The end of the Cold War and collapse of Stalinist totalitarianism, along with the triumph of US imperialism, led to a reordering of the world in the early 1990s. By the mid to late 1990s, access to advances in information and communications technology and the emergence of cheap air travel were changing our perceptions and experiences of space and time. Tresor and Berlin techno were a unique local product of globalisation, with a special interlocution with Detroit.
“The whole House music thing came from the States. From Disco to House. Then the guys from Detroit brought more electronic stuff in and pushed it further.” Tresor clubber (Sub Berlin: Story of Tresor)
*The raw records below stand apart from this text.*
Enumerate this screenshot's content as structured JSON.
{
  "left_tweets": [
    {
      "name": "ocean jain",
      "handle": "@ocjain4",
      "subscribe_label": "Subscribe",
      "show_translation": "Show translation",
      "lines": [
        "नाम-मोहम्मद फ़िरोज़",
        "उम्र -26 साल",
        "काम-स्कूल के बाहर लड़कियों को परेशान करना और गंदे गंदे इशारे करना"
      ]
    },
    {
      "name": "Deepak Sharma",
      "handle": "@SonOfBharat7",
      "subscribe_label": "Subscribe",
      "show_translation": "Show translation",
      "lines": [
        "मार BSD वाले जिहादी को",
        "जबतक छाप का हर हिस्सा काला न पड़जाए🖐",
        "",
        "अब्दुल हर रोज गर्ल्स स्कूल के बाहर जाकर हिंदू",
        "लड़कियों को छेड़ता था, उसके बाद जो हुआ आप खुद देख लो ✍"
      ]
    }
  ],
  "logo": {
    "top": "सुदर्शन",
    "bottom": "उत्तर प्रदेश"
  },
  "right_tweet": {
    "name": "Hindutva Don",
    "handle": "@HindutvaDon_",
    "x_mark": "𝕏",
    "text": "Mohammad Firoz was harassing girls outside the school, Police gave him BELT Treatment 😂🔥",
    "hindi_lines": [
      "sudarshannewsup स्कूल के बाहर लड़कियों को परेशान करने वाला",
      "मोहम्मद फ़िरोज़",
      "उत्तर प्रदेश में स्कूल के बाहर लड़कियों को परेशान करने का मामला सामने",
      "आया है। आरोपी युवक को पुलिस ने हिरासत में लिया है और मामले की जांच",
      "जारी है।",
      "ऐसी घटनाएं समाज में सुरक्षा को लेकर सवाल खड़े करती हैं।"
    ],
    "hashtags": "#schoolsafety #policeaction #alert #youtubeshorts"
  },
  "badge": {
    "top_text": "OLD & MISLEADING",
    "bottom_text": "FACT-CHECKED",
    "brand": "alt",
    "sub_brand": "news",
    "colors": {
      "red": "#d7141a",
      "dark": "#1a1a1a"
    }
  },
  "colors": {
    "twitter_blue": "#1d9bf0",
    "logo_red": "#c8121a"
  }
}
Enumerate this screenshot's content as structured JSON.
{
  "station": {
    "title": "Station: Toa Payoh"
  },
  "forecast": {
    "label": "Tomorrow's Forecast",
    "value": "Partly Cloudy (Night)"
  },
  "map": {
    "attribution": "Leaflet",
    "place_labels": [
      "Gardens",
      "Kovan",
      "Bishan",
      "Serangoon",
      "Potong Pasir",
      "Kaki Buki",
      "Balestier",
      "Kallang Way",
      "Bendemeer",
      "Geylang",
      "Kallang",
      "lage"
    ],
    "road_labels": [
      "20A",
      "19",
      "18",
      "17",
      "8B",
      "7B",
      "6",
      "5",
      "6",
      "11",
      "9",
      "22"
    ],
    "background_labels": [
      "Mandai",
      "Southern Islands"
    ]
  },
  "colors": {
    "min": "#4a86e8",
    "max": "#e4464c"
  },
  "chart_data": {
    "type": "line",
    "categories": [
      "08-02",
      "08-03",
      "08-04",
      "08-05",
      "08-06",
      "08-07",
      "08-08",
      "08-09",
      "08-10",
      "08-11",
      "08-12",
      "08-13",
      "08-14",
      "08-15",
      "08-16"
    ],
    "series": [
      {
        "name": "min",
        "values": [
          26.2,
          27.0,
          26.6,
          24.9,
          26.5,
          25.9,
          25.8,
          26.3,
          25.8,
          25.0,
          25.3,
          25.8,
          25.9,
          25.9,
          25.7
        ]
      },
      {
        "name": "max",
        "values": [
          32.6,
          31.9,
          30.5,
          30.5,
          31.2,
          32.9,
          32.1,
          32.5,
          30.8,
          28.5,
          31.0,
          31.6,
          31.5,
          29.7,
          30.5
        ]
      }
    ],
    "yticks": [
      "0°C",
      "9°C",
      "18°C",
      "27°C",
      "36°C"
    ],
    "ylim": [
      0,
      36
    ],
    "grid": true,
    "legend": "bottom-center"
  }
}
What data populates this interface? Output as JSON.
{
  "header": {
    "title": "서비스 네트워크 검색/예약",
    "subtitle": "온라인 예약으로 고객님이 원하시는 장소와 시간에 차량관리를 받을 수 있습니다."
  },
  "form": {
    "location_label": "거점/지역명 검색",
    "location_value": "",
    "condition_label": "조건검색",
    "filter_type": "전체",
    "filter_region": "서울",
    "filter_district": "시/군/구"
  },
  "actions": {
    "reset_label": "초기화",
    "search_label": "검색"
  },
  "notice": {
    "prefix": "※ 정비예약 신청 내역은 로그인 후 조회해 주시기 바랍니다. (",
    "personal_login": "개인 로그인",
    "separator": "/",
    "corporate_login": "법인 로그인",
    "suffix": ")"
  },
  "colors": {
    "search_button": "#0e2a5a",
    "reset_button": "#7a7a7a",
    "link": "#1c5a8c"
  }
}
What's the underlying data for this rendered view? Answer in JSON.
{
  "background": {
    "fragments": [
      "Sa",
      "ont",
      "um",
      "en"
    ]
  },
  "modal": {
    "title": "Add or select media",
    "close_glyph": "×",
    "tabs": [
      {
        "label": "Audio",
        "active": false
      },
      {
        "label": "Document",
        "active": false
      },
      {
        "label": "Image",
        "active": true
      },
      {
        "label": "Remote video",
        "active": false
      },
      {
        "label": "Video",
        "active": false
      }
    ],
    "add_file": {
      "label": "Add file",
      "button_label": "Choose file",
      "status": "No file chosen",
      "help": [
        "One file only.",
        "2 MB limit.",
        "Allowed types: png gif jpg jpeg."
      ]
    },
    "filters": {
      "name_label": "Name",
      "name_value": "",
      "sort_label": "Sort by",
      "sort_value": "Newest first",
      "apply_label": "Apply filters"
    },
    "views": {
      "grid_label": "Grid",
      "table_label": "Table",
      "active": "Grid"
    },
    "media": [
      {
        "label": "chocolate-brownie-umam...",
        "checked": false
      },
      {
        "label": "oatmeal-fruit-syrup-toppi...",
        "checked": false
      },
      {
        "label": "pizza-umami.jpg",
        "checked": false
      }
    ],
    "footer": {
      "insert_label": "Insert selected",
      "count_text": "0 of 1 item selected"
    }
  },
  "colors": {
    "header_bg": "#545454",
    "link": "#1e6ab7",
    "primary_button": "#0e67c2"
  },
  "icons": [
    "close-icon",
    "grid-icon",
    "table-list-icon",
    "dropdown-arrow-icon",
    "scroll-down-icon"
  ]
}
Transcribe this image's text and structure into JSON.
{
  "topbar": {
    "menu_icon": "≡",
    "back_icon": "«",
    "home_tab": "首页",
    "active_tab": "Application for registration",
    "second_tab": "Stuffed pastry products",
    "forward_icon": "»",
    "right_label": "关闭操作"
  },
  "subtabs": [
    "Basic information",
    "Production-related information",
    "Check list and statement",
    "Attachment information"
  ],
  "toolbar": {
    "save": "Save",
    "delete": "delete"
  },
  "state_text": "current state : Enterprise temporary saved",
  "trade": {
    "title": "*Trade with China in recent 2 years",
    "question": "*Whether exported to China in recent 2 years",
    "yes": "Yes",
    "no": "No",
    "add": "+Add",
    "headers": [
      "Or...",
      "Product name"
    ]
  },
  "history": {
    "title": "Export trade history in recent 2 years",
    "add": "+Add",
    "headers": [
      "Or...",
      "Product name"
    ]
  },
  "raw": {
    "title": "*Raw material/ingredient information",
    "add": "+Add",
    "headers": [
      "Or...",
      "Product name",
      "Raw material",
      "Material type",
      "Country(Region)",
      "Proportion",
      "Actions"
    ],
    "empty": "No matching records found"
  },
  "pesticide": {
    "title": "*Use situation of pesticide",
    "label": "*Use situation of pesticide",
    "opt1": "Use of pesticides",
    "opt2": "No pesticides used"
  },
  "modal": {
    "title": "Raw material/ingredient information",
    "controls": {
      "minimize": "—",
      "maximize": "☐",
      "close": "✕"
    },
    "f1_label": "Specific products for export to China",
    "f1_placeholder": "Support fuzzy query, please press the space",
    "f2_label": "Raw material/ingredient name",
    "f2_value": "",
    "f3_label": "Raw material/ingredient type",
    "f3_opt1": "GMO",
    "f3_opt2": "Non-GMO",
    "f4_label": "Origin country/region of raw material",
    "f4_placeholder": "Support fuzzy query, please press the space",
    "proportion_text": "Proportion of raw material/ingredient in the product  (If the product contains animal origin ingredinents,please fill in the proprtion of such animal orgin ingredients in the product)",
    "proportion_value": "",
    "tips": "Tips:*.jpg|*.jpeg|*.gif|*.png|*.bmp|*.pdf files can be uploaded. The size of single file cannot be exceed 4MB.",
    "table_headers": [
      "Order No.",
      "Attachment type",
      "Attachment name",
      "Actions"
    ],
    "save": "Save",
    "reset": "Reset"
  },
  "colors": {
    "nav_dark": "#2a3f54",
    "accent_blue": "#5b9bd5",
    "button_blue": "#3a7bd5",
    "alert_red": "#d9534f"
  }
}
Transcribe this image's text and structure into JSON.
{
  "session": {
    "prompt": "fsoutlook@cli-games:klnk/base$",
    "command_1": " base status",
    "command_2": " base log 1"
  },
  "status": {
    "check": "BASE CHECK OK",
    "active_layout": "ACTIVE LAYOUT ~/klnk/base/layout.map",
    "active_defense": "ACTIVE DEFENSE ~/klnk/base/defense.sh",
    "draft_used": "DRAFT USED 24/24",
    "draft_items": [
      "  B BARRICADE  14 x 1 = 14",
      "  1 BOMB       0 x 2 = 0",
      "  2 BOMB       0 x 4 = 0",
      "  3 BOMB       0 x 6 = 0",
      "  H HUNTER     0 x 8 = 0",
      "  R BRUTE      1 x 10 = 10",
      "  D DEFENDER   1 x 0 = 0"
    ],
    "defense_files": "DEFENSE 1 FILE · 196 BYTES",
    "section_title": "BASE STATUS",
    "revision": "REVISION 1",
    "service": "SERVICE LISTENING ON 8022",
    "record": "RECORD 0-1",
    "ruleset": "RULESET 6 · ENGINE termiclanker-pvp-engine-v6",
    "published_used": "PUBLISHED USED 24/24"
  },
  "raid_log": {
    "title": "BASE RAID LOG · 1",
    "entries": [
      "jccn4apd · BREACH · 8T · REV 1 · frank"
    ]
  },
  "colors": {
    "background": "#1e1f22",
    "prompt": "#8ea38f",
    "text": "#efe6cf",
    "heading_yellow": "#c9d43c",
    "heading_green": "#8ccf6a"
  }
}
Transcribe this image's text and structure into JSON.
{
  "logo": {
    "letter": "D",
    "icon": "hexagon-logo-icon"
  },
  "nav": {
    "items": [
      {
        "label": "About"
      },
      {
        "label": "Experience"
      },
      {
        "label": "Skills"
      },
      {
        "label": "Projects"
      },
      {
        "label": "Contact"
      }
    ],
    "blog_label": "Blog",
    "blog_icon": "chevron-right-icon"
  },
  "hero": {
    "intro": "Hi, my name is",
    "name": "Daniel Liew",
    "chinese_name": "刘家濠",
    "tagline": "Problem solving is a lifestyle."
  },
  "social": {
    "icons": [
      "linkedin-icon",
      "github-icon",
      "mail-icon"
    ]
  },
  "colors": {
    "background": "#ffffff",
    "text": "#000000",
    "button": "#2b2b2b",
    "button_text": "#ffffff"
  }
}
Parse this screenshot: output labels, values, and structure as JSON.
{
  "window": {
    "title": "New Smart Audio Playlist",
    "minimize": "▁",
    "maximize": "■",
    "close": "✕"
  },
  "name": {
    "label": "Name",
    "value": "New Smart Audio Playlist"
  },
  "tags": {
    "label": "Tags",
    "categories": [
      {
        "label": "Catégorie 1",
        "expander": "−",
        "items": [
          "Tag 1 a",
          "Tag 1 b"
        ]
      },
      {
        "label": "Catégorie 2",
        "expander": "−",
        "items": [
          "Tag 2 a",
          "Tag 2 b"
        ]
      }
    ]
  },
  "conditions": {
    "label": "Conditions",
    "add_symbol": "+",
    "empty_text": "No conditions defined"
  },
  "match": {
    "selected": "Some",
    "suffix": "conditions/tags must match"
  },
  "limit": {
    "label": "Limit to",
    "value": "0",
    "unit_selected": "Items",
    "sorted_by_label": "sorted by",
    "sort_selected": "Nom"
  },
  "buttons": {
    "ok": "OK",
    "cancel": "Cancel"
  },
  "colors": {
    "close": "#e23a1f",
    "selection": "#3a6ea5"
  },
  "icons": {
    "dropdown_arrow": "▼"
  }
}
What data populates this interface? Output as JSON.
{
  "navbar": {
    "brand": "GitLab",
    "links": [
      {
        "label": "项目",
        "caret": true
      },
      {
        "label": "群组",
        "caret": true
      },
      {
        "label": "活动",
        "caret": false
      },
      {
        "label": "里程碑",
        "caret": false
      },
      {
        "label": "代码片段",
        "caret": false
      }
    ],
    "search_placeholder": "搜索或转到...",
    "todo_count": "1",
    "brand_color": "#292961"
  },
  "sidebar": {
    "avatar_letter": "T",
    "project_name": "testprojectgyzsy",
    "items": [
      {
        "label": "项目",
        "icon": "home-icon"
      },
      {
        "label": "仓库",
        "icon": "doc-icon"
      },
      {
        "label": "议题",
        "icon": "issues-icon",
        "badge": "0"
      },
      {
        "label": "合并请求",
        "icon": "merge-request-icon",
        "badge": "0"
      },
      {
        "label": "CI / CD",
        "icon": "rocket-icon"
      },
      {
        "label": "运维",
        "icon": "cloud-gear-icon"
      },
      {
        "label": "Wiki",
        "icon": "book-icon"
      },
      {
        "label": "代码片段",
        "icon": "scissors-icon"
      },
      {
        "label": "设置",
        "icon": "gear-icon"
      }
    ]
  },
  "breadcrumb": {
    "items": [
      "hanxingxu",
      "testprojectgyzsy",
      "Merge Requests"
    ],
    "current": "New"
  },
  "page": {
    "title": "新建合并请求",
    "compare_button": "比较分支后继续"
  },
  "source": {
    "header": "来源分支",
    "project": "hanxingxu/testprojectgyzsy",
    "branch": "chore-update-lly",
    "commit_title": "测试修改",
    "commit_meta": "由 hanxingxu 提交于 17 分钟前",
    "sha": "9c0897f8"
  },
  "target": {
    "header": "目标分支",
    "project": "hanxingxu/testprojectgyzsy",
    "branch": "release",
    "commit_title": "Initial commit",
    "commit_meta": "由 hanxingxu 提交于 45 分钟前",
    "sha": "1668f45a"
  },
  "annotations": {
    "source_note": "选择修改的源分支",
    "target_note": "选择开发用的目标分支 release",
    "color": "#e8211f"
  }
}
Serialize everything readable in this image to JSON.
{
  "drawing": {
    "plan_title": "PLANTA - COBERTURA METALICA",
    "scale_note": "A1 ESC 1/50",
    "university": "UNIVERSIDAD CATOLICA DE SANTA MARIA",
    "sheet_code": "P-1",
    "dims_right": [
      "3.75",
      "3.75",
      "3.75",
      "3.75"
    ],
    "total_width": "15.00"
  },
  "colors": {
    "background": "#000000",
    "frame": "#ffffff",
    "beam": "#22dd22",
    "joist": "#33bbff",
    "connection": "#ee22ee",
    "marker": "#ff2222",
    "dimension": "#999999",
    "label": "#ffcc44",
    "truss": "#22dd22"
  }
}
While early 1990s Berlin was a liminal space, the relations and forces of capital had well and truly moved in by the turn of a new century. The land that Tresor was on / in was sold by the city government to a property developer in 2001 for 20 million euros, and the developer invested 70 million euros in a project that included Tresor’s demolition. Tresor held its last night in the vaults on Leipziger Strasse in April 2005.
“Anyway, here in Tresor, treasures were born. How can they alone blow up the treasure chamber? For the sake of financial concepts? There must be something wrong with the idea of property! An error in the control centre!” Tresor clubber (Sub Berlin: Story of Tresor)
iv. Techno Berlin: the sound of the city
The sound of Berlin techno echoes the city’s urban landscape – its post-Berlin Wall building sites, and its perennial grime and graffiti. Techno in Berlin is known for its really strong beat. It is best described as ‘bangy’, and for a reason.
“The sound was radical and unlimited and excessive just like the fall of the Wall.” Mark Reeder, MFS Records, Berlin (Sub Berlin: Story of Tresor)
“The kids had a desire to celebrate their new freedom and we just had the right soundtrack.” Dimitri, Tresor founder (Sub Berlin: Story of Tresor)